In the course of reporting on Reade’s allegations, the AP also contacted 21 former Biden staffers from the time and spoke to several of them. While some remembered Reade, none recalled any instances of inappropriate touching or behavior on Biden’s behalf, or any complaints made by Reade.
Melissa Lefko, who worked as a staff assistant for Biden at the same time as Reade, said Biden had very little interaction with staff at their level, and that Reade’s recollection of Biden’s conduct didn’t match her own.
“When you work on the Hill, you know who the good guys are who the bad guys are and who you should avoid and Biden was a good guy, he was never, ever on that list of the bad guys,” she said in an interview.
Biden’s conduct towards women first came under scrutiny just before he announced his presidential campaign last spring.
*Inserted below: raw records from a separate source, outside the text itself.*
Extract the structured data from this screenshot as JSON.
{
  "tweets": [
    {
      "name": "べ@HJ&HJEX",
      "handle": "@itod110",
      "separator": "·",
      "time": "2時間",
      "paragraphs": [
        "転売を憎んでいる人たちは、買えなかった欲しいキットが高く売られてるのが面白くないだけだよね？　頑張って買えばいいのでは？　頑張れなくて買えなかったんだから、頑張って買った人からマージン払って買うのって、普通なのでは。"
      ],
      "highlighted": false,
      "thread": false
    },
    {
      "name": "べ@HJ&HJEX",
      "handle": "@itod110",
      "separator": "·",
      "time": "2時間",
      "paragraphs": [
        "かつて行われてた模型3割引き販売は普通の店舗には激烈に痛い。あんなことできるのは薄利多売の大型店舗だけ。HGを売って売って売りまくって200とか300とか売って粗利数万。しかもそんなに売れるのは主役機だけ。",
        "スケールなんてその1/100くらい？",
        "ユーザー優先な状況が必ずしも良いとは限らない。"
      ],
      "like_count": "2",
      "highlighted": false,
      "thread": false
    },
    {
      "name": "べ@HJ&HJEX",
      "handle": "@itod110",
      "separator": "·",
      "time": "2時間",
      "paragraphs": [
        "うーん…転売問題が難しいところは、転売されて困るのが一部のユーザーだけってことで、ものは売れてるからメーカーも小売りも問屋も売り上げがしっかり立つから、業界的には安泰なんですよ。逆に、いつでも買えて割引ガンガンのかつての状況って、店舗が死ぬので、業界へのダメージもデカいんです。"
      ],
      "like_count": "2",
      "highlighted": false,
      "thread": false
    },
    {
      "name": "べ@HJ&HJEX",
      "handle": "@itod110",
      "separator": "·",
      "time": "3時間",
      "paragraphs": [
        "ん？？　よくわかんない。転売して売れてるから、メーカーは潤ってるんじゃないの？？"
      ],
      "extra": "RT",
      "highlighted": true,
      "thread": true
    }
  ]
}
Eight women, including Reade, came forward with allegations that the former vice president made them feel uncomfortable with inappropriate physical displays of affection.
Biden acknowledged the complaints and promised to “be more mindful about respecting personal space in the future.”
The AP spoke with Reade about those complaints in April 2019. During that interview, Reade alleged that Biden rubbed her shoulders and neck, played with her hair, and that she was asked by another aide in Biden’s Senate office to dress more conservatively and told “don’t be so sexy.” The AP declined to publish details of the interview at the time because reporters were unable to corroborate her allegations, and aspects of her story contradicted other reporting.
In recent months, Reade came forward with the additional allegation of assault, speaking first to progressive podcast host Katie Halper, before The New York Times published an extensive review of her claims Sunday.
Reade’s story of sexual harassment had circulated for weeks in both conservative and progressive media outlets. While Reade said she supported Sanders or Elizabeth Warren in the Democratic primary, she said that her decision to come forward with new details was not politically motivated.
In her Sunday interview with the AP, Reade said that she was reluctant to share details of the assault during her initial conversations with reporters over a year ago because she was scared of backlash, and was still coming to terms with what happened to her.
“Already I was being threatened and kind of smeared, and I just I wasn’t ready,” she said. “So I talked about the sexual harassment and what I was comfortable talking about, but I wasn’t ready to talk about sexual assault.”
Associated Press writers Steve Braun in Washington and Don Thompson in Nevada City, Calif., contributed to this report.